Francis paints a picture of a medieval man, tortured by war and death, renouncing god for eternal life upon the suicide of his one, only, true love – that he will await her forever, fed on the blood of men. And wait he does, until by happenstance, he sees her likeness in Mina, the fiancée of Jonathan Harker, a minor solicitor visiting his Transylvanian castle. Determined to fulfill his prophecy, he abandons Jonathan to his fate amongst the vampires of his castle, traveling to England in a desperate attempt to be with her. He meets with her, charms her, and seduces her – only to be torn apart again as she leaves him to be wed to Jonathan (resulting in one of the most memorable performances by Gary Oldman, weeping in agony over his loss of her).
Yet his work is done; she remembers him, and becomes infatuated, and begs him to transform her as well. And then, as she begins to change, Dracula retreats once more to his home. Now bound to him, Mina can think of nothing else, and Jonathan, now accompanied by the delightful Anthony Hopkins as Van Helsing, realize they must pursue and destroy the count if they are to save her.
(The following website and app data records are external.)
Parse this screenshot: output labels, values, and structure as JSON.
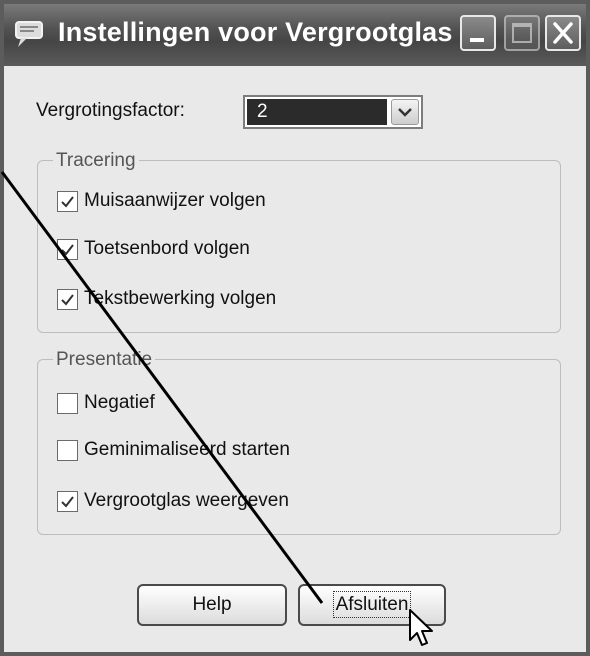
{
  "window": {
    "title": "Instellingen voor Vergrootglas"
  },
  "magnification": {
    "label": "Vergrotingsfactor:",
    "value": "2"
  },
  "tracking": {
    "legend": "Tracering",
    "items": [
      {
        "label": "Muisaanwijzer volgen",
        "checked": true
      },
      {
        "label": "Toetsenbord volgen",
        "checked": true
      },
      {
        "label": "Tekstbewerking volgen",
        "checked": true
      }
    ]
  },
  "presentation": {
    "legend": "Presentatie",
    "items": [
      {
        "label": "Negatief",
        "checked": false
      },
      {
        "label": "Geminimaliseerd starten",
        "checked": false
      },
      {
        "label": "Vergrootglas weergeven",
        "checked": true
      }
    ]
  },
  "buttons": {
    "help": "Help",
    "close": "Afsluiten"
  },
  "icons": {
    "app": "magnifier-app-icon",
    "minimize": "minimize-icon",
    "maximize": "maximize-icon",
    "close": "close-icon",
    "dropdown": "chevron-down-icon",
    "check": "checkmark-icon",
    "cursor": "mouse-pointer-icon"
  },
  "colors": {
    "titlebar": "#525252",
    "dialog": "#e9e9e9",
    "selection": "#2b2b2b"
  }
}
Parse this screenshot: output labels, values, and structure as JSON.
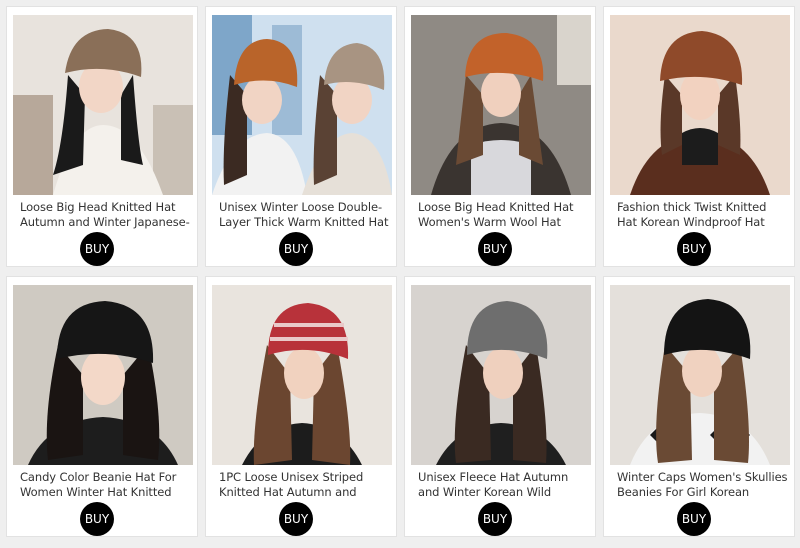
{
  "buy_label": "BUY",
  "products": [
    {
      "title": "Loose Big Head Knitted Hat Autumn and Winter Japanese-",
      "hat_color": "#8a6f58"
    },
    {
      "title": "Unisex Winter Loose Double-Layer Thick Warm Knitted Hat",
      "hat_color": "#b9642a"
    },
    {
      "title": "Loose Big Head Knitted Hat Women's Warm Wool Hat Satin",
      "hat_color": "#c2622a"
    },
    {
      "title": "Fashion thick Twist Knitted Hat Korean Windproof Hat Winter",
      "hat_color": "#8f4a2a"
    },
    {
      "title": "Candy Color Beanie Hat For Women Winter Hat Knitted",
      "hat_color": "#161616"
    },
    {
      "title": "1PC Loose Unisex Striped Knitted Hat Autumn and Winter Ear",
      "hat_color": "#b8323a"
    },
    {
      "title": "Unisex Fleece Hat Autumn and Winter Korean Wild Knitted Hat",
      "hat_color": "#6e6e6e"
    },
    {
      "title": "Winter Caps Women's Skullies Beanies For Girl Korean",
      "hat_color": "#141414"
    }
  ]
}
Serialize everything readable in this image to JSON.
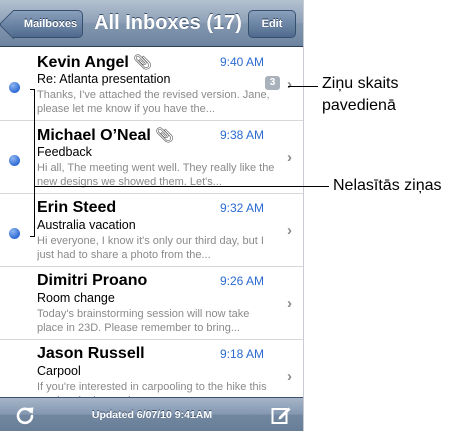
{
  "navbar": {
    "back_label": "Mailboxes",
    "title": "All Inboxes (17)",
    "edit_label": "Edit"
  },
  "messages": [
    {
      "sender": "Kevin Angel",
      "has_attachment": true,
      "time": "9:40 AM",
      "subject": "Re: Atlanta presentation",
      "preview": "Thanks, I've attached the revised version. Jane, please let me know if you have the...",
      "unread": true,
      "thread_count": "3"
    },
    {
      "sender": "Michael O’Neal",
      "has_attachment": true,
      "time": "9:38 AM",
      "subject": "Feedback",
      "preview": "Hi all, The meeting went well. They really like the new designs we showed them. Let's...",
      "unread": true,
      "thread_count": null
    },
    {
      "sender": "Erin Steed",
      "has_attachment": false,
      "time": "9:32 AM",
      "subject": "Australia vacation",
      "preview": "Hi everyone, I know it's only our third day, but I just had to share a photo from the...",
      "unread": true,
      "thread_count": null
    },
    {
      "sender": "Dimitri Proano",
      "has_attachment": false,
      "time": "9:26 AM",
      "subject": "Room change",
      "preview": "Today's brainstorming session will now take place in 23D. Please remember to bring...",
      "unread": false,
      "thread_count": null
    },
    {
      "sender": "Jason Russell",
      "has_attachment": false,
      "time": "9:18 AM",
      "subject": "Carpool",
      "preview": "If you're interested in carpooling to the hike this weekend, please sign up...",
      "unread": false,
      "thread_count": null
    }
  ],
  "toolbar": {
    "status": "Updated 6/07/10 9:41AM",
    "refresh_icon": "refresh-icon",
    "compose_icon": "compose-icon"
  },
  "callouts": {
    "thread_count_line1": "Ziņu skaits",
    "thread_count_line2": "pavedienā",
    "unread_messages": "Nelasītās ziņas"
  },
  "colors": {
    "accent_blue": "#2c6bd0",
    "unread_dot": "#2f6bd6",
    "navbar": "#8296ae"
  }
}
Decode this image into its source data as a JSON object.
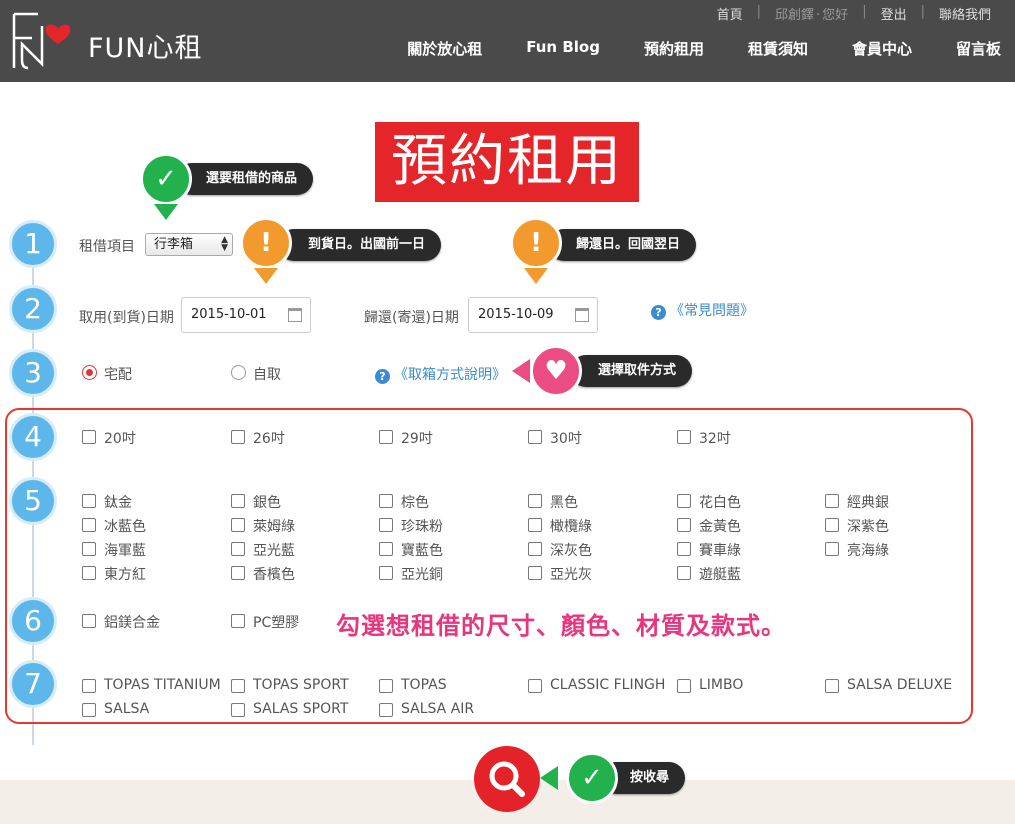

In the bitterest of endings, the wounded Dracula begs his long-lost love to give him peace, and – having lived to see he beloved one last time – he is put to death by her own hand.
Little did I know how little – and how much – this romanticized tale had in common with Bram Stoker‘s brilliant and seminal novel from 1897. While the characters remain the same, their intentions, motivations and desires could not be more different. Strikingly told from the perspective of journal entries and newspaper clippings, the loose plot is similar – Jonathan Harker, the newly-appointed solicitor, traveling to Transylvania to aid the Count Dracula in finalizing his purchase of land in London, and to teach him the ways of the English. Gradually ensnaring Jonathan in his castle with the three vampiric sisters, Dracula comes to London – for the pure desire to live amongst the great population, and to feed at his leisure.
Dracula does turn Mina, but not out of any romantic desire – it is a punishment, revenge against the men who would destroy him. He uses her, tracks his foes through her visions. In doing so, however, he betrays his own intentions, and is eventually hunted down and destroyed.
By all accounts, Bram’s original text is heart-stopping and gripping; the format of its writing ensures the survival of no character, for there is no narrator. We are left until the very end to know, even, whether the party of vampire hunters have triumphed over the bloodthirsty Count. In some ways, Francis’ version is one filled with emotional torment, anguish and despair – to pine for a lost love for four hundred years, only to be denied a life with her in the final moments is a heartbreak of unsurpassed proportions. Yet Bram’s original tale is by far the most frightening, and reeks of an entirely different form of despair: the knowledge that you are fighting an all-encompassing evil, one that delights in the destruction of all men.